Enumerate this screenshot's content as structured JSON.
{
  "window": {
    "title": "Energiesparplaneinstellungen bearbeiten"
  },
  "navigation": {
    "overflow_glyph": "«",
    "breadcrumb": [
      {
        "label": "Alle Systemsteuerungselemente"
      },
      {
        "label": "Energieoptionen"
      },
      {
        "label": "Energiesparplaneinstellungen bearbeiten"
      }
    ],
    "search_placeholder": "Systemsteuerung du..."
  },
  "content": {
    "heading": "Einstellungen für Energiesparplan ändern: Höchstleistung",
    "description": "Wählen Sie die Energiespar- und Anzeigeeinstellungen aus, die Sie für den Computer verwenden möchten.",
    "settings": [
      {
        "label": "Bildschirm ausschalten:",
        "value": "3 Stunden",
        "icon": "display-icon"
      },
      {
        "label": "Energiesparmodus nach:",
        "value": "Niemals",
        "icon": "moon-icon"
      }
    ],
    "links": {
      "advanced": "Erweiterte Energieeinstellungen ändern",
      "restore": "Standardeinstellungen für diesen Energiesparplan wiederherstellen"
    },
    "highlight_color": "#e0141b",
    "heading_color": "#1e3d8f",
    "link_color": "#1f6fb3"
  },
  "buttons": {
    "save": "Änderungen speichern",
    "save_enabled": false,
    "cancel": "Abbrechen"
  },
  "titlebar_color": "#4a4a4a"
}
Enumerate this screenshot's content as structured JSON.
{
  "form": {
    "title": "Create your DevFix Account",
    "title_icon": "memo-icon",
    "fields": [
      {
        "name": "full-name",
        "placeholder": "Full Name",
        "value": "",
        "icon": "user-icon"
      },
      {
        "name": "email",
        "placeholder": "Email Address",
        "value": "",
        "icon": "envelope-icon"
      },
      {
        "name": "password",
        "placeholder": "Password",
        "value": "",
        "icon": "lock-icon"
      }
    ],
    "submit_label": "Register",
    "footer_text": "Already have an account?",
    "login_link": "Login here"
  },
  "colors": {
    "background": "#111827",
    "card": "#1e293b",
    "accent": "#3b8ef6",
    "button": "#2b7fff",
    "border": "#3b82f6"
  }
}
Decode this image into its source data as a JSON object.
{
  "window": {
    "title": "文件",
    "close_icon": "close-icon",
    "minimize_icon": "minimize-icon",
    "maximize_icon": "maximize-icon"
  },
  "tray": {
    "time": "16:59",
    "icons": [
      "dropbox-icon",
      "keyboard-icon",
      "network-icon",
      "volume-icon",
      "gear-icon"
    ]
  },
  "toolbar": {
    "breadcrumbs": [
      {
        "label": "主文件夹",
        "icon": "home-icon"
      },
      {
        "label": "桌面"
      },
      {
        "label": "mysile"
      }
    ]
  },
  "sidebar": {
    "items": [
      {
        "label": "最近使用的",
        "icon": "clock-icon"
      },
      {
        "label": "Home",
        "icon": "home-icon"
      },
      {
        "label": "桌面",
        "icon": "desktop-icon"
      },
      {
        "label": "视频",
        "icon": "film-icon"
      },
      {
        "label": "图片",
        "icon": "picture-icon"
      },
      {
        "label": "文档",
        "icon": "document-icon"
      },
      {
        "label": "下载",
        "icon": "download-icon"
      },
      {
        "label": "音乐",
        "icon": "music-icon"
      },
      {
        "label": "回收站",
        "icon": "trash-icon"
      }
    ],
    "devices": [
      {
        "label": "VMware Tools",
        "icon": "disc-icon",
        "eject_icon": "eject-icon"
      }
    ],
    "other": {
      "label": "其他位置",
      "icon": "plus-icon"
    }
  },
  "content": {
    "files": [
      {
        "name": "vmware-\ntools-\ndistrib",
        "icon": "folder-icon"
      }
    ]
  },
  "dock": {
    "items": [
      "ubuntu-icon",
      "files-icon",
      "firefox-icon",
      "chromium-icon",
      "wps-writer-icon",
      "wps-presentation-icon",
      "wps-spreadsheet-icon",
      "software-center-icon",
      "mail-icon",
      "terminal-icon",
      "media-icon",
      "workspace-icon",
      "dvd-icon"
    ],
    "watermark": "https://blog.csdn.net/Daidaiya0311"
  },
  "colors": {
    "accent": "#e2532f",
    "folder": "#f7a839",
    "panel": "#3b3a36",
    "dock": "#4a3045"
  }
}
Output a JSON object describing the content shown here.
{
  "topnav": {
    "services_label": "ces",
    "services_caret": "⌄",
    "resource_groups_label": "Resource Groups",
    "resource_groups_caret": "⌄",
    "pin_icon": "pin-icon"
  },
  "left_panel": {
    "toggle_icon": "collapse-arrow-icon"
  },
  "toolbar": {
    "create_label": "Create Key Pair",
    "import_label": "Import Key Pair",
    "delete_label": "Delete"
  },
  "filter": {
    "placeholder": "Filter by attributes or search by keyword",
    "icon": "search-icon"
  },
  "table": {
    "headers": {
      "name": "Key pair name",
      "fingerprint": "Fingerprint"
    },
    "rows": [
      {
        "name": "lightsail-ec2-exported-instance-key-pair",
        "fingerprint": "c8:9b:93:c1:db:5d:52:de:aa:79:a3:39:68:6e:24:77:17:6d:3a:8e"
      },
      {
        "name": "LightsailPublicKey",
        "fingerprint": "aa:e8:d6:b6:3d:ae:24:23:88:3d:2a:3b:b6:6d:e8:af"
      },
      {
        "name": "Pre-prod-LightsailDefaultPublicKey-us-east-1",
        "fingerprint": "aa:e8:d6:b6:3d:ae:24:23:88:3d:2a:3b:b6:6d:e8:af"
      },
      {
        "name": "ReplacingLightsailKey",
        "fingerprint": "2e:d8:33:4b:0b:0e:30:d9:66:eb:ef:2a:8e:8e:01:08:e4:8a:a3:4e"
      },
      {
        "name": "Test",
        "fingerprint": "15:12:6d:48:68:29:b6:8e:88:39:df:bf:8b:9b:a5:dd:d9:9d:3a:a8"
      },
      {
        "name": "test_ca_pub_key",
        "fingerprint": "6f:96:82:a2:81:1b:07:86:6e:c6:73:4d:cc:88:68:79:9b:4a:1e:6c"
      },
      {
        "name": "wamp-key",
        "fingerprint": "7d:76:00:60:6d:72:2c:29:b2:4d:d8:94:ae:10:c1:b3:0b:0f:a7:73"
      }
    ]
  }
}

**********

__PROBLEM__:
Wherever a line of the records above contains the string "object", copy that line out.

__REPLY TO THE EXERCISE__:
Decode this image into its source data as a JSON object.
Output a JSON object describing the content shown here.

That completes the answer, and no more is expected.